● **What you have to do**
Look through the records, and whenever a line includes the word "club", copy it.

Dataset items:

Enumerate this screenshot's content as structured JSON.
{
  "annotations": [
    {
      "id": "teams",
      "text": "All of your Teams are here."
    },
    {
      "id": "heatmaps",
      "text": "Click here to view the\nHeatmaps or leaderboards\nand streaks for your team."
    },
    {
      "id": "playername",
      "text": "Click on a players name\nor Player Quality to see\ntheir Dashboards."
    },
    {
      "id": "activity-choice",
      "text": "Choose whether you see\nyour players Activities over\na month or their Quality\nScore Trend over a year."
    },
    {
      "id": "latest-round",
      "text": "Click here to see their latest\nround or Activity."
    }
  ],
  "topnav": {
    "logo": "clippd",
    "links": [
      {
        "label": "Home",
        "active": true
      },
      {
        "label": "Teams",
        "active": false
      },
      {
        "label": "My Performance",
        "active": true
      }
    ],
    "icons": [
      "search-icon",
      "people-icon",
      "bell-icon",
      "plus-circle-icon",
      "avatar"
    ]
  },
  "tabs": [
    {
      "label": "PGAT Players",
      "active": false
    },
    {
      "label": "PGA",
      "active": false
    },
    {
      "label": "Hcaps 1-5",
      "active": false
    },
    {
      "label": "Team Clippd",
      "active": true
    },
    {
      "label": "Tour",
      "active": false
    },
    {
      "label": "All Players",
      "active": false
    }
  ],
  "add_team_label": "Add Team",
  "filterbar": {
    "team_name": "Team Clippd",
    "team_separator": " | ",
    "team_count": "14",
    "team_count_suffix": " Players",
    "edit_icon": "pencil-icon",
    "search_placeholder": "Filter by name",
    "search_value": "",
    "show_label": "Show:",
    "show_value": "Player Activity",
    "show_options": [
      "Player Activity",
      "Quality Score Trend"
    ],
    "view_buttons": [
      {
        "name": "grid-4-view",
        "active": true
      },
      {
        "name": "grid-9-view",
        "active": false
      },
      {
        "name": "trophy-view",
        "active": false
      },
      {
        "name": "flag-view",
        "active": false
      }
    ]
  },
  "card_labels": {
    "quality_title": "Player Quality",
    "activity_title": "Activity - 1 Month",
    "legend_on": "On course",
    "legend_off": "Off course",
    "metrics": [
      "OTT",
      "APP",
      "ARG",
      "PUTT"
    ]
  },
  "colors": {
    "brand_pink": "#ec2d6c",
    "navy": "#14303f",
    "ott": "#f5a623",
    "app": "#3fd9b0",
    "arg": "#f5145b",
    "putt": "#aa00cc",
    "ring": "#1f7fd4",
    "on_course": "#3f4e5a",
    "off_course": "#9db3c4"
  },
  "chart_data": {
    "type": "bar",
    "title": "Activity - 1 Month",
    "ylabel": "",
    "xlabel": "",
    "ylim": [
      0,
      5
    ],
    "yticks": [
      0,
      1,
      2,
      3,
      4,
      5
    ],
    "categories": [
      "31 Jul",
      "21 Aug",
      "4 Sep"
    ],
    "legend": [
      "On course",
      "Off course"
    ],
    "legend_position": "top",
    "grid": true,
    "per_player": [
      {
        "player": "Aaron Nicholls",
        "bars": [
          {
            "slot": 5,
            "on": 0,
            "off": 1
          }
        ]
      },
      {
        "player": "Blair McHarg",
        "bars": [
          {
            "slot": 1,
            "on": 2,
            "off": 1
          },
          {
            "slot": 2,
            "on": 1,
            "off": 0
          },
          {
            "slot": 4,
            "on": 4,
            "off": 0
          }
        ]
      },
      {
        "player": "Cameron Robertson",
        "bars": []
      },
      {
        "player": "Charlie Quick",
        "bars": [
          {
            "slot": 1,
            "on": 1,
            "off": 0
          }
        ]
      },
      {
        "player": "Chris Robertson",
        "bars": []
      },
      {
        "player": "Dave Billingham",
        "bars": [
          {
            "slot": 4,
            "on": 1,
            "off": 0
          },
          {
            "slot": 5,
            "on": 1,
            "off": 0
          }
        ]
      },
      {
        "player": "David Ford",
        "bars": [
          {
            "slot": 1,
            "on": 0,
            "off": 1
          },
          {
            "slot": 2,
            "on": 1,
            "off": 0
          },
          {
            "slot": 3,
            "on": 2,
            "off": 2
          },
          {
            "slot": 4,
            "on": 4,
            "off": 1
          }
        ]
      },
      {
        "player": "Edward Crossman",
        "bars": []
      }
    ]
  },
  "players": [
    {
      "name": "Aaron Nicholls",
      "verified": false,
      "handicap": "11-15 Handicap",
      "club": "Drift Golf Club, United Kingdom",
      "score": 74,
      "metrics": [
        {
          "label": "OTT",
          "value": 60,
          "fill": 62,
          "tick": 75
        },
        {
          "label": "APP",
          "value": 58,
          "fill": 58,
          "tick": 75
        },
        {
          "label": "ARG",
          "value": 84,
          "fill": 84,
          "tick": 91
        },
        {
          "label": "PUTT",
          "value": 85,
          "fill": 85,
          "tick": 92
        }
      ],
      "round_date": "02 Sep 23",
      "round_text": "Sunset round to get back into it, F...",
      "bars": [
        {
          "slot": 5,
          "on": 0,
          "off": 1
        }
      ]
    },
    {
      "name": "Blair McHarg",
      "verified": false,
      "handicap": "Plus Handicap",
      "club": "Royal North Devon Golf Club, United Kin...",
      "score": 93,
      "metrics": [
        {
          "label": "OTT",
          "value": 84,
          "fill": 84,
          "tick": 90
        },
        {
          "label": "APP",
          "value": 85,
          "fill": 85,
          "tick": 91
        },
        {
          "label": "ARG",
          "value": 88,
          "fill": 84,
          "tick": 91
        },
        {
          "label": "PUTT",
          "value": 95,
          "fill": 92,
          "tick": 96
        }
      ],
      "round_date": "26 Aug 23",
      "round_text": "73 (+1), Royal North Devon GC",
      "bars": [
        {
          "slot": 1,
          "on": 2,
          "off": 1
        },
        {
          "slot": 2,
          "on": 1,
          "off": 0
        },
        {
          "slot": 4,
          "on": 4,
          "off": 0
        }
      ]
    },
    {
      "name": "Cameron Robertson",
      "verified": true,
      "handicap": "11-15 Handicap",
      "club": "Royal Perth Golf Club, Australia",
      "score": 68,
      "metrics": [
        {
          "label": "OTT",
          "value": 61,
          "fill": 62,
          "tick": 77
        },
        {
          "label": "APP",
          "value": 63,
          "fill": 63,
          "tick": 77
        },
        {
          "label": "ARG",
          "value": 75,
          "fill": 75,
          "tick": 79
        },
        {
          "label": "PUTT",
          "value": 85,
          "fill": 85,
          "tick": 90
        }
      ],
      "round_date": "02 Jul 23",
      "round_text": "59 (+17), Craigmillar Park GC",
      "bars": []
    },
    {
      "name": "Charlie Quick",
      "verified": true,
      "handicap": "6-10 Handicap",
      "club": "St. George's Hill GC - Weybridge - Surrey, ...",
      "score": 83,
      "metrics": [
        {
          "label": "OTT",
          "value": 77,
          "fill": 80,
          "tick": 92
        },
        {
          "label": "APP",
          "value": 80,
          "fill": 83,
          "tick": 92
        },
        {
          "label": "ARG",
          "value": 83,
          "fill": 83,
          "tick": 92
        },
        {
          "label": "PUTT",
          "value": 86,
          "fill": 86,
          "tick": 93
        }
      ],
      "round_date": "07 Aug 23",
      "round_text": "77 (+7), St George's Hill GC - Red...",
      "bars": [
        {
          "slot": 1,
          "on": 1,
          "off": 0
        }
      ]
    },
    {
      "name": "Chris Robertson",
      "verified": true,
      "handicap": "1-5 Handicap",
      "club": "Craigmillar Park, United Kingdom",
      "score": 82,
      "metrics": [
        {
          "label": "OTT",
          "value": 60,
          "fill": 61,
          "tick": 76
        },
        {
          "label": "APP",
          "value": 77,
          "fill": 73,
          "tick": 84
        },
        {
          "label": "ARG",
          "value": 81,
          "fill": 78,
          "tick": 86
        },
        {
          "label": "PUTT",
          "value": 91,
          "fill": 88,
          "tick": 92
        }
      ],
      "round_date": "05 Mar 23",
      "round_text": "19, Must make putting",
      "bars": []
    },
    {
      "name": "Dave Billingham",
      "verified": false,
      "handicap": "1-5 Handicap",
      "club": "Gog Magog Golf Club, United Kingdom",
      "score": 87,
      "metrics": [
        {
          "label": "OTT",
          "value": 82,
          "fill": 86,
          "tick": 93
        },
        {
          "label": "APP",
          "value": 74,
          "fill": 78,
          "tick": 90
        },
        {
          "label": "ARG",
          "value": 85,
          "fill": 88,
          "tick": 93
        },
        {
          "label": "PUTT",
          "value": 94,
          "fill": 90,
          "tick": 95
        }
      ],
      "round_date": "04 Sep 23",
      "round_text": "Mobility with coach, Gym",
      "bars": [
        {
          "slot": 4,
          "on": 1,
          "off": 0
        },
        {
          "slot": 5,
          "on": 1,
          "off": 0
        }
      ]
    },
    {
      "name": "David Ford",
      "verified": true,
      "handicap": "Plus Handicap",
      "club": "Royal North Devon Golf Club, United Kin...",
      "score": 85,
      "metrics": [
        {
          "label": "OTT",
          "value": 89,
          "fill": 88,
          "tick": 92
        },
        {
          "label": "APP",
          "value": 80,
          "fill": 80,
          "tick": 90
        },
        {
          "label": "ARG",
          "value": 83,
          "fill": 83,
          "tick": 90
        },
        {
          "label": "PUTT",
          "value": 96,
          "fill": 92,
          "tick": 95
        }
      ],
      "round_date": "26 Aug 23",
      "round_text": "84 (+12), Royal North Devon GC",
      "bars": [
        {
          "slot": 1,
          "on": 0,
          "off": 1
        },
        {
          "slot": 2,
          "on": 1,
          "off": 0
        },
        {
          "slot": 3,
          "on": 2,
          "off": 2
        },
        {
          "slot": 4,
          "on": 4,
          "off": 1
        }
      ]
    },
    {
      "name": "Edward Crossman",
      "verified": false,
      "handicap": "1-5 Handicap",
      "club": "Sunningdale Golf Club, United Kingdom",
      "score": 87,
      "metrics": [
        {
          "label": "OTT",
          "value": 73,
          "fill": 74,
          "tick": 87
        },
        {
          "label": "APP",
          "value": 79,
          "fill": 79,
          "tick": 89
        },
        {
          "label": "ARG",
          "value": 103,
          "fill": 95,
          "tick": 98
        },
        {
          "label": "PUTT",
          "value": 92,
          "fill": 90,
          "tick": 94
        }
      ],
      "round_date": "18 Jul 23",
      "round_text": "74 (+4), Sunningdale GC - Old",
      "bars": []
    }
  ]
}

● **Result for this task**
      "club": "Drift Golf Club, United Kingdom",
      "club": "Royal North Devon Golf Club, United Kin...",
      "club": "Royal Perth Golf Club, Australia",
      "club": "St. George's Hill GC - Weybridge - Surrey, ...",
      "club": "Craigmillar Park, United Kingdom",
      "club": "Gog Magog Golf Club, United Kingdom",
      "club": "Royal North Devon Golf Club, United Kin...",
      "club": "Sunningdale Golf Club, United Kingdom",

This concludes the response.